Rains from Tropical Storm Claudette, which passed through the region in June, contributed to the high numbers. A strong high-pressure system in the West is also a factor. While places like the northwest United States and southwest Canada are dealing with record high temperatures and wildfires, the opposite effect is happening here. As a result, central Alabama is experiencing lower temperatures and flash floods due to the high amounts of rain.
In fact, there were 29 flash flood warnings issued by the NWS in Birmingham since May 1. These warnings go out to 39 counties in central Alabama. By comparison, last year there were only four. Flash floods occur when there is more rain than the soil can absorb, causing run-off, and it’s usually worse in urban areas.
Tom Di Liberto, a climatologist at the National Oceanic and Atmospheric Administration’s climate program, says this kind of weather is consistent with what scientists expect to see through the middle of the 21st century in terms of climate change. More moisture in the atmosphere leads to more heavy rainfall.
“Extreme rainfall events are increasing, and they’re expected to increase even more across the southeast due to climate change,” Di Liberto said.
Both Holmes and Di Liberto suggest staying prepared for heavy rainfall and flash floods: being aware of the areas near you that are likely to flood, knowing where to go if your house is prone to flooding, and getting flood insurance. The NWS calls this being a “weather-ready nation.”
“That’s basically being ready for these sorts of extremes because, you know, the science says that these extremes might happen more frequently,” said Di Liberto.

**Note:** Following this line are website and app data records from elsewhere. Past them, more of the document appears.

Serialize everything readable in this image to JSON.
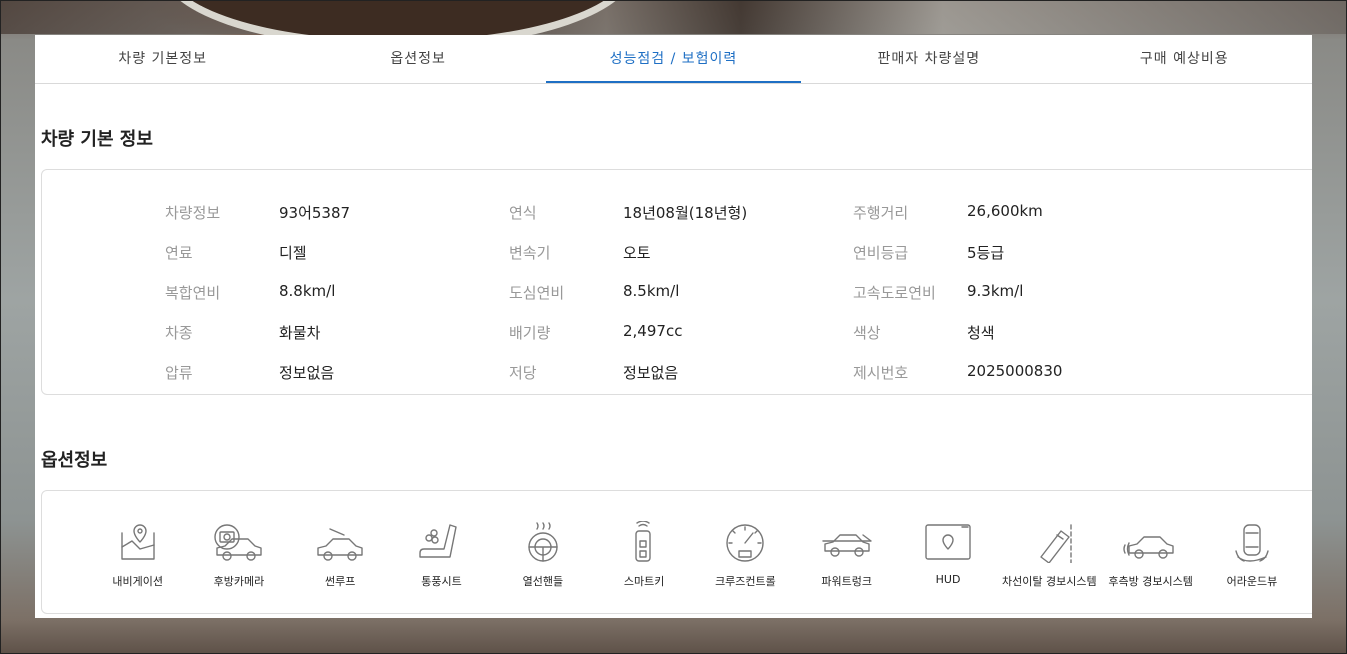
{
  "tabs": [
    {
      "label": "차량 기본정보",
      "active": false
    },
    {
      "label": "옵션정보",
      "active": false
    },
    {
      "label": "성능점검 / 보험이력",
      "active": true
    },
    {
      "label": "판매자 차량설명",
      "active": false
    },
    {
      "label": "구매 예상비용",
      "active": false
    }
  ],
  "basic_info": {
    "title": "차량 기본 정보",
    "rows": [
      [
        {
          "label": "차량정보",
          "value": "93어5387"
        },
        {
          "label": "연식",
          "value": "18년08월(18년형)"
        },
        {
          "label": "주행거리",
          "value": "26,600km"
        }
      ],
      [
        {
          "label": "연료",
          "value": "디젤"
        },
        {
          "label": "변속기",
          "value": "오토"
        },
        {
          "label": "연비등급",
          "value": "5등급"
        }
      ],
      [
        {
          "label": "복합연비",
          "value": "8.8km/l"
        },
        {
          "label": "도심연비",
          "value": "8.5km/l"
        },
        {
          "label": "고속도로연비",
          "value": "9.3km/l"
        }
      ],
      [
        {
          "label": "차종",
          "value": "화물차"
        },
        {
          "label": "배기량",
          "value": "2,497cc"
        },
        {
          "label": "색상",
          "value": "청색"
        }
      ],
      [
        {
          "label": "압류",
          "value": "정보없음"
        },
        {
          "label": "저당",
          "value": "정보없음"
        },
        {
          "label": "제시번호",
          "value": "2025000830"
        }
      ]
    ]
  },
  "options": {
    "title": "옵션정보",
    "items": [
      {
        "label": "내비게이션",
        "icon": "navigation-icon"
      },
      {
        "label": "후방카메라",
        "icon": "rear-camera-icon"
      },
      {
        "label": "썬루프",
        "icon": "sunroof-icon"
      },
      {
        "label": "통풍시트",
        "icon": "ventilated-seat-icon"
      },
      {
        "label": "열선핸들",
        "icon": "heated-steering-icon"
      },
      {
        "label": "스마트키",
        "icon": "smart-key-icon"
      },
      {
        "label": "크루즈컨트롤",
        "icon": "cruise-control-icon"
      },
      {
        "label": "파워트렁크",
        "icon": "power-trunk-icon"
      },
      {
        "label": "HUD",
        "icon": "hud-icon"
      },
      {
        "label": "차선이탈 경보시스템",
        "icon": "lane-departure-icon"
      },
      {
        "label": "후측방 경보시스템",
        "icon": "blind-spot-icon"
      },
      {
        "label": "어라운드뷰",
        "icon": "around-view-icon"
      }
    ]
  }
}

Editor’s Note: The headline of this story has been updated to change “You’re Not Crazy…” to “You’re Right…”